A few days earlier, Lance, Keggulluk, Aucha, and myself had begun hauling supplies by boat and set up a twenty-four by twenty canvas tent with a wood stove to serve as our base and cookhouse. In total we had eighteen youth, four mentors, and seven staff heading by boat, van, and four-wheeler towards Sadie Creek to finish our camp set-up together. Each group of youth had to put up their own tent, cots, and prepare for the first evening.

That first evening we were strangers to one another. The youth were shy and it took a while to get everyone to introduce themselves loud enough for us all to hear. But that changed quickly as we worked together building a maqiivik, catching fish and seals, cleaning animals, making seal oil, hanging black meat, playing games, going up Sadie Creek to set-up duck blinds, hiking out on the land, and hauling wood and water.

We spent time in the mornings to talk about more serious issues in our lives and communities, how we can help end cycles of abuse and be there for one another in our families and communities. In smaller groups or pairs we would make time to visit and support one another. We all laughed and learned, some of us cried, and we all built relationships, some of which will span a lifetime. It was a powerful and moving time on the Northwest coast.

We produced a short thirty-minute documentary film entitled Camp Pigaaq 2011 that premiered at the First Alaskans Institute Youth and Elders Conference in Anchorage during AFN that October. A couple of the youth, Lance, Marsh, Keggulluk, and myself were in attendance and had a panel conversation following the film on statewide television. We were encouraged by the Maniilaq Board to share what we were learning about helping to prevent suicide and abuse, as they understand it is a statewide issue. The film and panel provided us with an opportunity to contribute to the statewide conversation with a positive message and focus. The Camp Pigaaq 2011, as well as another film Camp Igaliq 2011 are both available to view online for free or a DVD copy can be requested from the Kawerak Wellness program.

We have since hosted the second annual Camp Pigaaq, this time at Riley Wreck, which we expanded to include youth from more villages in the Northwest. The Camp is unique in that we are sharing knowledge and experiences from several cultural backgrounds, as well as intentionally creating spaces that are safe for youth to open up about their experiences and receive supportive counseling. It is hard work, but it is worth every ounce of energy, time, and resource that make it happen. The Maniilaq Wellness program is very thankful to all the organizations, individuals, leaders, families, and youth who are making the Camp successful.

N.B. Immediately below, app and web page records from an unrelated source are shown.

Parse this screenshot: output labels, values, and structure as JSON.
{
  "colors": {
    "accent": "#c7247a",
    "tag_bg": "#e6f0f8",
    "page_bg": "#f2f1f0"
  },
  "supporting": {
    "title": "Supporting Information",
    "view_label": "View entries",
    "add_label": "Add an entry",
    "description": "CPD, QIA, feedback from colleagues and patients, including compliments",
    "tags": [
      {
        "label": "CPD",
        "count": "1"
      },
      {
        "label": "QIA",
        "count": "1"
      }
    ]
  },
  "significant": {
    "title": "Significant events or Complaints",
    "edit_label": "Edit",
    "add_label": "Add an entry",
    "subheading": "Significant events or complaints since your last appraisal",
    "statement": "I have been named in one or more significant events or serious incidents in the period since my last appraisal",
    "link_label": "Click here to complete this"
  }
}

Published in the Fall 2012 Issue of RuralCap's Village Voices , where you can view more photos of the Camps.